But the former president stuck with his view that TARP Bailout Nation was necessary to avert a depression. And although there were other voices with different solutions inside his administration, he said there was no time for theoretical discussion.There's no way of knowing what things would look like in an alternate universe where TARP never happened. In other words, it's all theoretical discussion, and there seem to be plenty of smart people on both sides of it, just as there were in the event. But the wheels of government -- and recessions and depressions -- move slowly, and it was hugely important to get this right, so it seems to me that a whole lot of discussion, theoretical though it may be, was in order.
The idea that government must act, and act now, whenever there is a problem is a mindset, not a self-evident truth. The mere fact that the financial crisis caught so many "experts" by surprise is a strong indication that they don't understand these things nearly as well as they think they do. How can those who got it so wrong be so sure that their "solution" won't make things worse? And why should we believe them?
When Bush says there was no time for discussion, that says to me that he panicked. He fell prey to the politician's fallacy:
- We must do something;
- This is something;
- Therefore, we must do this.
Not only is the logic faulty, but the initial premise, that we must do something, is unfounded. It takes a lot of courage to do nothing, but sometimes nothing is just the thing.
Mr. Bush says he believes in the free market, but to this day he still thinks he had to abandon market principles in order to save the free-market system. He told me today that he hopes future recessions will not be dominated by more bailouts.Bush used this as a talking point at the time, but he never offered any rationale as to why something that works would need saving, or why he felt called to abandon something he has faith in, or why, if he believes he acted wisely, he would hope we respond differently in similar circumstances in the future.
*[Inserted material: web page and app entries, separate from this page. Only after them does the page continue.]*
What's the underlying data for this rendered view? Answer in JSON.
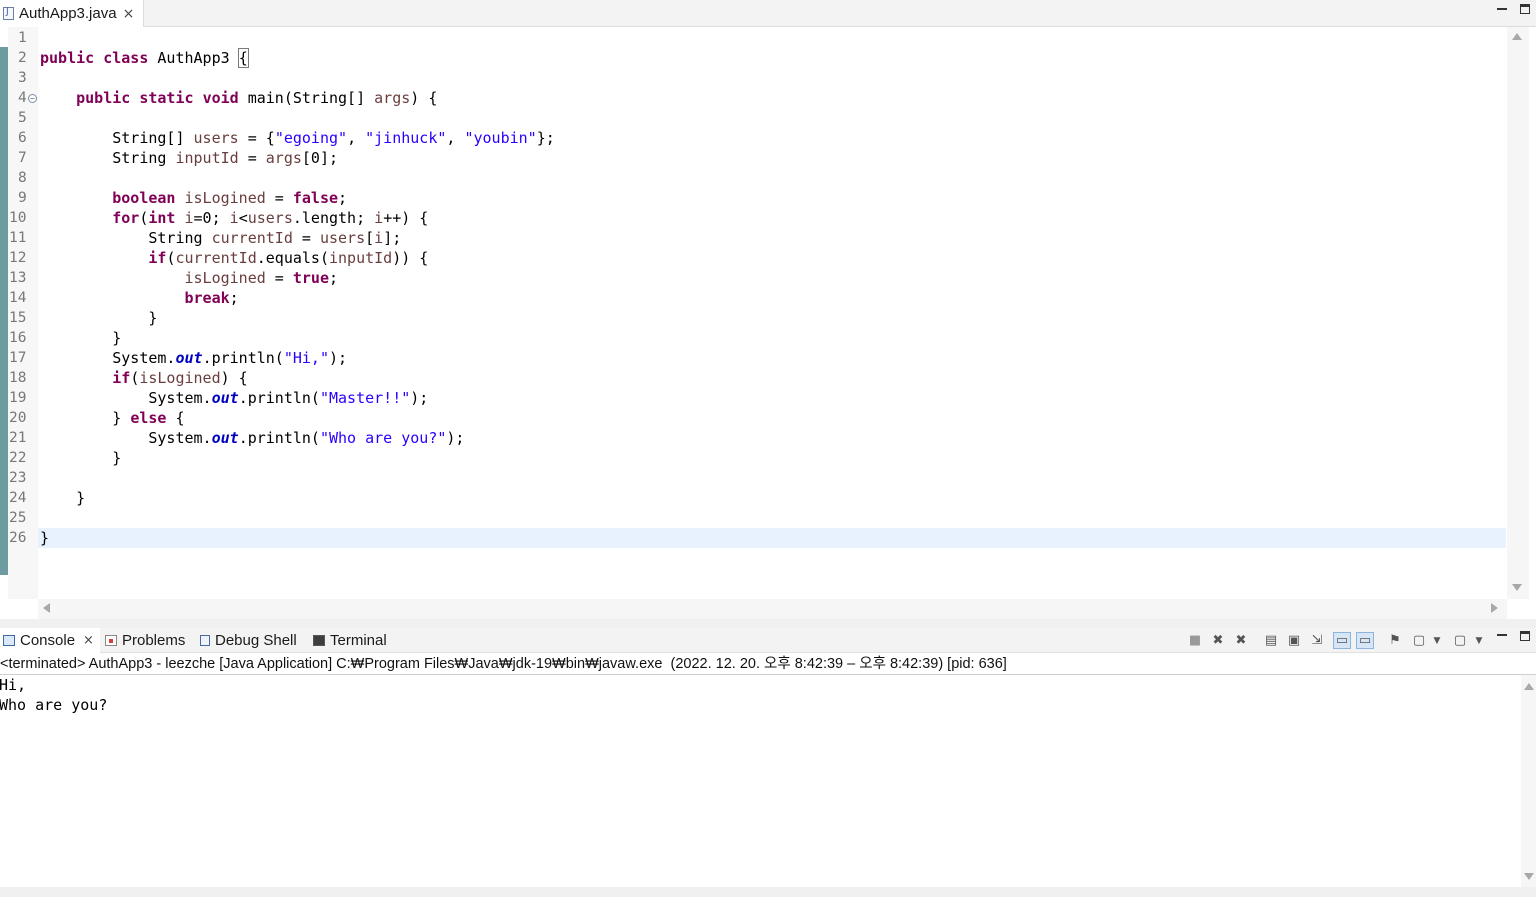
{
  "editor": {
    "tab": {
      "title": "AuthApp3.java",
      "close_icon": "×"
    },
    "window_controls": [
      "minimize",
      "maximize"
    ],
    "line_numbers": [
      "1",
      "2",
      "3",
      "4",
      "5",
      "6",
      "7",
      "8",
      "9",
      "10",
      "11",
      "12",
      "13",
      "14",
      "15",
      "16",
      "17",
      "18",
      "19",
      "20",
      "21",
      "22",
      "23",
      "24",
      "25",
      "26"
    ],
    "current_line": 26,
    "code_lines": [
      [],
      [
        {
          "t": "kw",
          "v": "public"
        },
        {
          "t": "p",
          "v": " "
        },
        {
          "t": "kw",
          "v": "class"
        },
        {
          "t": "p",
          "v": " AuthApp3 "
        },
        {
          "t": "box",
          "v": "{"
        }
      ],
      [],
      [
        {
          "t": "p",
          "v": "    "
        },
        {
          "t": "kw",
          "v": "public"
        },
        {
          "t": "p",
          "v": " "
        },
        {
          "t": "kw",
          "v": "static"
        },
        {
          "t": "p",
          "v": " "
        },
        {
          "t": "kw",
          "v": "void"
        },
        {
          "t": "p",
          "v": " main(String[] "
        },
        {
          "t": "var",
          "v": "args"
        },
        {
          "t": "p",
          "v": ") {"
        }
      ],
      [],
      [
        {
          "t": "p",
          "v": "        String[] "
        },
        {
          "t": "var",
          "v": "users"
        },
        {
          "t": "p",
          "v": " = {"
        },
        {
          "t": "str",
          "v": "\"egoing\""
        },
        {
          "t": "p",
          "v": ", "
        },
        {
          "t": "str",
          "v": "\"jinhuck\""
        },
        {
          "t": "p",
          "v": ", "
        },
        {
          "t": "str",
          "v": "\"youbin\""
        },
        {
          "t": "p",
          "v": "};"
        }
      ],
      [
        {
          "t": "p",
          "v": "        String "
        },
        {
          "t": "var",
          "v": "inputId"
        },
        {
          "t": "p",
          "v": " = "
        },
        {
          "t": "var",
          "v": "args"
        },
        {
          "t": "p",
          "v": "[0];"
        }
      ],
      [],
      [
        {
          "t": "p",
          "v": "        "
        },
        {
          "t": "kw",
          "v": "boolean"
        },
        {
          "t": "p",
          "v": " "
        },
        {
          "t": "var",
          "v": "isLogined"
        },
        {
          "t": "p",
          "v": " = "
        },
        {
          "t": "kw",
          "v": "false"
        },
        {
          "t": "p",
          "v": ";"
        }
      ],
      [
        {
          "t": "p",
          "v": "        "
        },
        {
          "t": "kw",
          "v": "for"
        },
        {
          "t": "p",
          "v": "("
        },
        {
          "t": "kw",
          "v": "int"
        },
        {
          "t": "p",
          "v": " "
        },
        {
          "t": "var",
          "v": "i"
        },
        {
          "t": "p",
          "v": "=0; "
        },
        {
          "t": "var",
          "v": "i"
        },
        {
          "t": "p",
          "v": "<"
        },
        {
          "t": "var",
          "v": "users"
        },
        {
          "t": "p",
          "v": ".length; "
        },
        {
          "t": "var",
          "v": "i"
        },
        {
          "t": "p",
          "v": "++) {"
        }
      ],
      [
        {
          "t": "p",
          "v": "            String "
        },
        {
          "t": "var",
          "v": "currentId"
        },
        {
          "t": "p",
          "v": " = "
        },
        {
          "t": "var",
          "v": "users"
        },
        {
          "t": "p",
          "v": "["
        },
        {
          "t": "var",
          "v": "i"
        },
        {
          "t": "p",
          "v": "];"
        }
      ],
      [
        {
          "t": "p",
          "v": "            "
        },
        {
          "t": "kw",
          "v": "if"
        },
        {
          "t": "p",
          "v": "("
        },
        {
          "t": "var",
          "v": "currentId"
        },
        {
          "t": "p",
          "v": ".equals("
        },
        {
          "t": "var",
          "v": "inputId"
        },
        {
          "t": "p",
          "v": ")) {"
        }
      ],
      [
        {
          "t": "p",
          "v": "                "
        },
        {
          "t": "var",
          "v": "isLogined"
        },
        {
          "t": "p",
          "v": " = "
        },
        {
          "t": "kw",
          "v": "true"
        },
        {
          "t": "p",
          "v": ";"
        }
      ],
      [
        {
          "t": "p",
          "v": "                "
        },
        {
          "t": "kw",
          "v": "break"
        },
        {
          "t": "p",
          "v": ";"
        }
      ],
      [
        {
          "t": "p",
          "v": "            }"
        }
      ],
      [
        {
          "t": "p",
          "v": "        }"
        }
      ],
      [
        {
          "t": "p",
          "v": "        System."
        },
        {
          "t": "fld",
          "v": "out"
        },
        {
          "t": "p",
          "v": ".println("
        },
        {
          "t": "str",
          "v": "\"Hi,\""
        },
        {
          "t": "p",
          "v": ");"
        }
      ],
      [
        {
          "t": "p",
          "v": "        "
        },
        {
          "t": "kw",
          "v": "if"
        },
        {
          "t": "p",
          "v": "("
        },
        {
          "t": "var",
          "v": "isLogined"
        },
        {
          "t": "p",
          "v": ") {"
        }
      ],
      [
        {
          "t": "p",
          "v": "            System."
        },
        {
          "t": "fld",
          "v": "out"
        },
        {
          "t": "p",
          "v": ".println("
        },
        {
          "t": "str",
          "v": "\"Master!!\""
        },
        {
          "t": "p",
          "v": ");"
        }
      ],
      [
        {
          "t": "p",
          "v": "        } "
        },
        {
          "t": "kw",
          "v": "else"
        },
        {
          "t": "p",
          "v": " {"
        }
      ],
      [
        {
          "t": "p",
          "v": "            System."
        },
        {
          "t": "fld",
          "v": "out"
        },
        {
          "t": "p",
          "v": ".println("
        },
        {
          "t": "str",
          "v": "\"Who are you?\""
        },
        {
          "t": "p",
          "v": ");"
        }
      ],
      [
        {
          "t": "p",
          "v": "        }"
        }
      ],
      [],
      [
        {
          "t": "p",
          "v": "    }"
        }
      ],
      [],
      [
        {
          "t": "p",
          "v": "}"
        }
      ]
    ],
    "colors": {
      "keyword": "#7f0055",
      "string": "#2a00ff",
      "variable": "#6a3e3e",
      "field": "#0000c0",
      "current_line_bg": "#e8f2fe"
    }
  },
  "console": {
    "tabs": [
      {
        "label": "Console",
        "icon": "console-icon",
        "active": true,
        "closable": true
      },
      {
        "label": "Problems",
        "icon": "problems-icon",
        "active": false
      },
      {
        "label": "Debug Shell",
        "icon": "debug-shell-icon",
        "active": false
      },
      {
        "label": "Terminal",
        "icon": "terminal-icon",
        "active": false
      }
    ],
    "toolbar_icons": [
      "terminate-icon",
      "remove-launch-icon",
      "remove-all-terminated-icon",
      "clear-console-icon",
      "scroll-lock-icon",
      "word-wrap-icon",
      "show-on-stdout-icon",
      "show-on-stderr-icon",
      "pin-console-icon",
      "display-selected-console-icon",
      "open-console-icon",
      "view-menu-icon",
      "minimize-icon",
      "maximize-icon"
    ],
    "header": "<terminated> AuthApp3 - leezche [Java Application] C:₩Program Files₩Java₩jdk-19₩bin₩javaw.exe  (2022. 12. 20. 오후 8:42:39 – 오후 8:42:39) [pid: 636]",
    "output": [
      "Hi,",
      "Who are you?"
    ]
  }
}
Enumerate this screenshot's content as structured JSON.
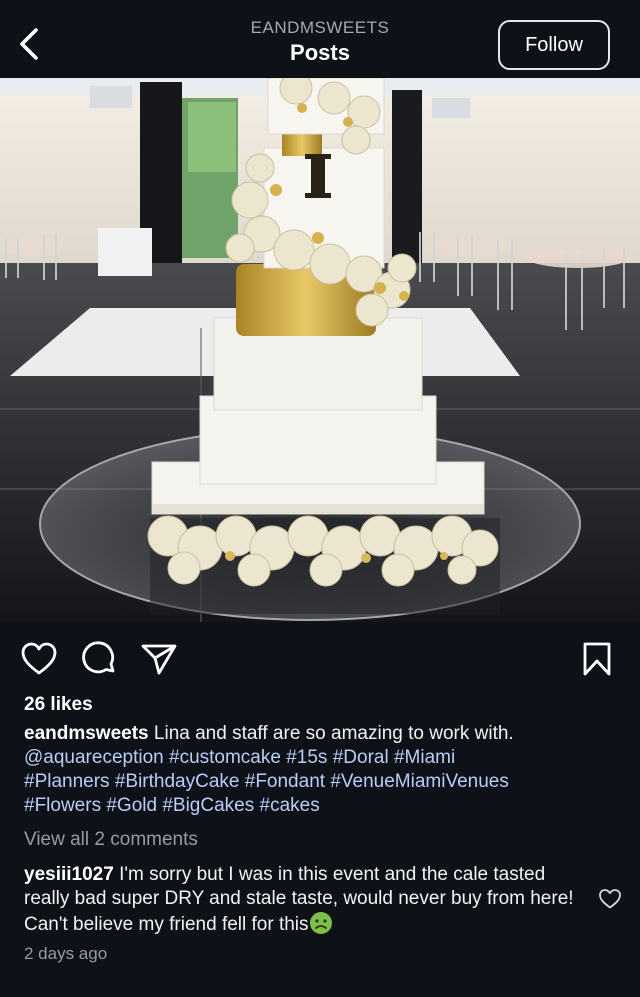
{
  "header": {
    "username": "EANDMSWEETS",
    "title": "Posts",
    "follow_label": "Follow"
  },
  "post": {
    "image_icon": "wedding-cake-photo",
    "likes": "26 likes",
    "caption": {
      "username": "eandmsweets",
      "text": "Lina and staff are so amazing to work with.",
      "tags": [
        "@aquareception",
        "#customcake",
        "#15s",
        "#Doral",
        "#Miami",
        "#Planners",
        "#BirthdayCake",
        "#Fondant",
        "#VenueMiamiVenues",
        "#Flowers",
        "#Gold",
        "#BigCakes",
        "#cakes"
      ]
    },
    "view_all_comments": "View all 2 comments",
    "comment": {
      "username": "yesiii1027",
      "text": "I'm sorry but I was in this event and the cale tasted really bad super DRY and stale taste, would never buy from here! Can't believe my friend fell for this",
      "emoji_icon": "nauseated-face-icon"
    },
    "timestamp": "2 days ago"
  },
  "icons": {
    "back": "chevron-left-icon",
    "like": "heart-icon",
    "comment": "comment-bubble-icon",
    "share": "paper-plane-icon",
    "save": "bookmark-icon"
  },
  "colors": {
    "background": "#0e1117",
    "tag": "#b9cdf7",
    "muted": "#9a9aa0",
    "gold": "#c9a440"
  }
}
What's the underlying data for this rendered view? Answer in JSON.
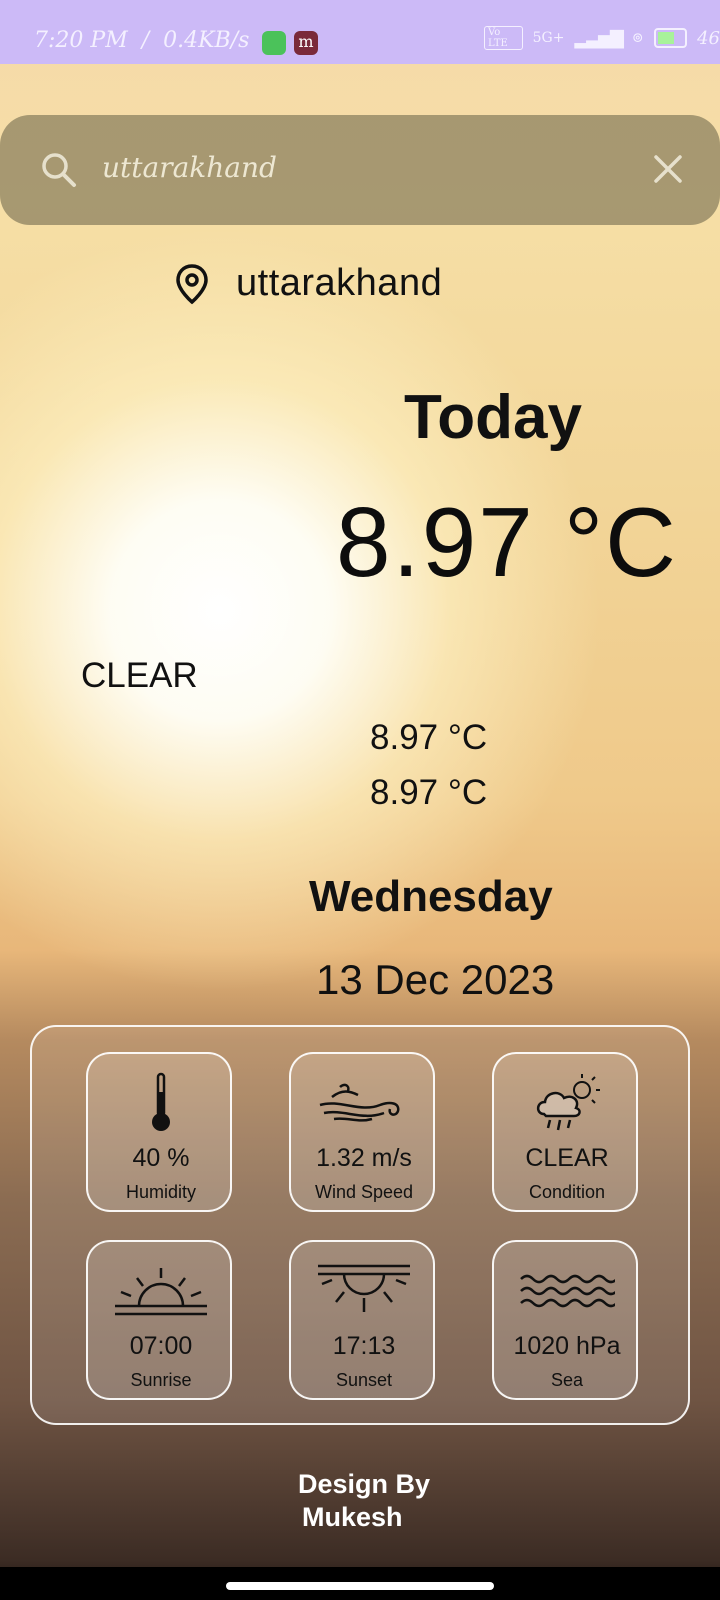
{
  "status_bar": {
    "time": "7:20 PM",
    "speed": "0.4KB/s",
    "network_chip": "Vo LTE",
    "network": "5G+",
    "battery": "46"
  },
  "search": {
    "icon": "search-icon",
    "value": "uttarakhand",
    "clear_icon": "close-icon"
  },
  "location": {
    "icon": "location-pin-icon",
    "name": "uttarakhand"
  },
  "today_label": "Today",
  "temperature": "8.97 °C",
  "condition": "CLEAR",
  "temp_min": "8.97 °C",
  "temp_max": "8.97 °C",
  "weekday": "Wednesday",
  "date": "13 Dec 2023",
  "details": [
    {
      "icon": "thermometer-icon",
      "value": "40 %",
      "label": "Humidity"
    },
    {
      "icon": "wind-icon",
      "value": "1.32 m/s",
      "label": "Wind Speed"
    },
    {
      "icon": "cloud-sun-rain-icon",
      "value": "CLEAR",
      "label": "Condition"
    },
    {
      "icon": "sunrise-icon",
      "value": "07:00",
      "label": "Sunrise"
    },
    {
      "icon": "sunset-icon",
      "value": "17:13",
      "label": "Sunset"
    },
    {
      "icon": "waves-icon",
      "value": "1020 hPa",
      "label": "Sea"
    }
  ],
  "credit": {
    "line1": "Design By",
    "line2": "Mukesh"
  },
  "colors": {
    "status_bar": "#ccbaf7",
    "search_bg": "#766e50",
    "text": "#111111"
  }
}
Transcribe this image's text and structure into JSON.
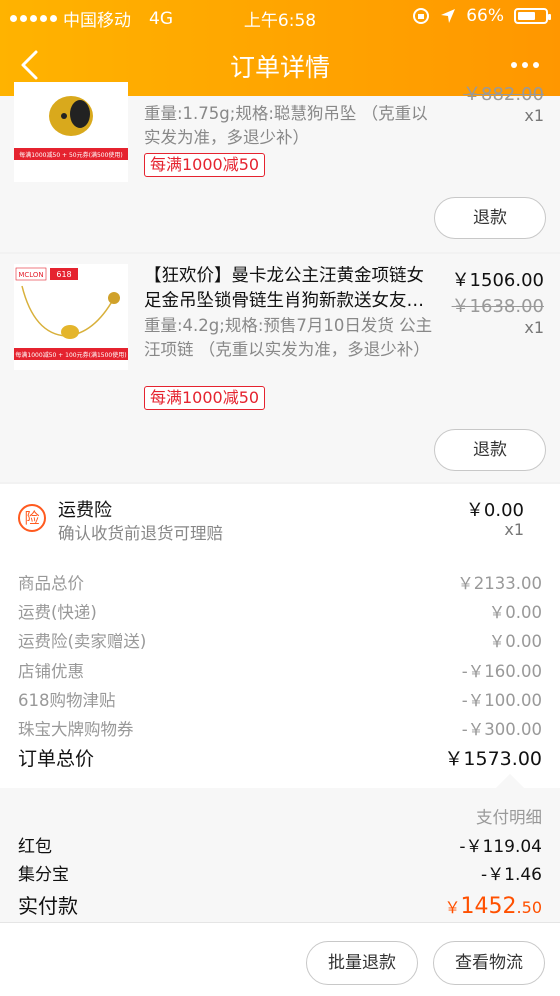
{
  "status_bar": {
    "carrier": "中国移动",
    "network": "4G",
    "time": "上午6:58",
    "battery": "66%",
    "battery_level": 0.66
  },
  "nav": {
    "title": "订单详情"
  },
  "items": [
    {
      "title": "",
      "spec": "重量:1.75g;规格:聪慧狗吊坠 （克重以实发为准，多退少补）",
      "tag": "每满1000减50",
      "price": "",
      "old_price": "￥882.00",
      "qty": "x1",
      "refund_label": "退款",
      "thumb_strip_text": "每满1000减50 + 50元券(满500使用)"
    },
    {
      "title": "【狂欢价】曼卡龙公主汪黄金项链女足金吊坠锁骨链生肖狗新款送女友…",
      "spec": "重量:4.2g;规格:预售7月10日发货 公主汪项链 （克重以实发为准，多退少补）",
      "tag": "每满1000减50",
      "price": "￥1506.00",
      "old_price": "￥1638.00",
      "qty": "x1",
      "refund_label": "退款",
      "thumb_brand": "MCLON",
      "thumb_badge": "618",
      "thumb_strip_text": "每满1000减50 + 100元券(满1500使用)"
    }
  ],
  "insurance": {
    "icon_char": "险",
    "title": "运费险",
    "subtitle": "确认收货前退货可理赔",
    "price": "￥0.00",
    "qty": "x1"
  },
  "summary": [
    {
      "label": "商品总价",
      "value": "￥2133.00"
    },
    {
      "label": "运费(快递)",
      "value": "￥0.00"
    },
    {
      "label": "运费险(卖家赠送)",
      "value": "￥0.00"
    },
    {
      "label": "店铺优惠",
      "value": "-￥160.00"
    },
    {
      "label": "618购物津贴",
      "value": "-￥100.00"
    },
    {
      "label": "珠宝大牌购物券",
      "value": "-￥300.00"
    }
  ],
  "order_total": {
    "label": "订单总价",
    "value": "￥1573.00"
  },
  "payment": {
    "detail_label": "支付明细",
    "rows": [
      {
        "label": "红包",
        "value": "-￥119.04"
      },
      {
        "label": "集分宝",
        "value": "-￥1.46"
      }
    ],
    "paid_label": "实付款",
    "paid_currency": "￥",
    "paid_int": "1452",
    "paid_dec": ".50"
  },
  "bottom": {
    "batch_refund": "批量退款",
    "logistics": "查看物流"
  },
  "colors": {
    "accent": "#ff9700",
    "red": "#e5232f",
    "pay_orange": "#ff5000"
  }
}
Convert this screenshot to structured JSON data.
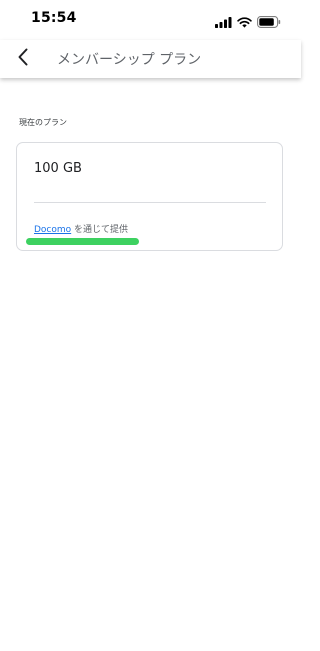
{
  "status_bar": {
    "time": "15:54",
    "icons": [
      "signal-icon",
      "wifi-icon",
      "battery-icon"
    ]
  },
  "app_bar": {
    "title": "メンバーシップ プラン",
    "back_icon": "chevron-left-icon"
  },
  "current_plan": {
    "section_label": "現在のプラン",
    "plan_name": "100 GB",
    "provider_link": "Docomo",
    "provider_suffix": "を通じて提供"
  },
  "colors": {
    "link": "#1a73e8",
    "highlight": "#3dd160",
    "card_border": "#dadce0"
  }
}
This doesn't add up for me, and I suspect that's because it doesn't add up for him either. I've always suspected that Bush, like so many of us, believes in things he doesn't fully understand. I'm not sure he could sit down and explain, beyond the mere basics, how free markets work. Could he explain why his tax rate cuts stimulated the economy, but his tax rebates did not? Could he articulate why policies like minimum wage laws, rent control, and affirmative action actually hurt the very people they are intended to help?
I'm guessing no. And that's why Bush could so easily "abandon market principles" when the calls came to do something -- or why he apparently didn't recognize that we had abandoned market principles long before the crisis hit.
Bush isn't alone in this, of course. President Obama also claims to believe in the free market system, but his actions reveal no underlying understanding of how markets work. As a candidate he argued that increasing taxes during a recession would further hurt the economy. Now, with unemployment 2 percent higher than it was, he is pushing just such a tax hike. Candidate Obama also argued, on economic grounds, against forcing Americans to buy health insurance. Now, he's in court, vigorously defending just such a mandate on the grounds that it's simply a new tax, despite the fact that he previously insisted that it's not a tax and argued that increasing taxes during a recession is unwise.
I'm more skeptical of Obama's professed belief in the market. I think he not only doesn't understand but doesn't particularly care about free market principles. He's more interested in social justice, wealth redistribution, and a rather warped and shallow notion of "fairness." But Bush? I think he's sincere when he says he had to abandon the free market in order to save it, and I think the irony of that belief is totally lost on him.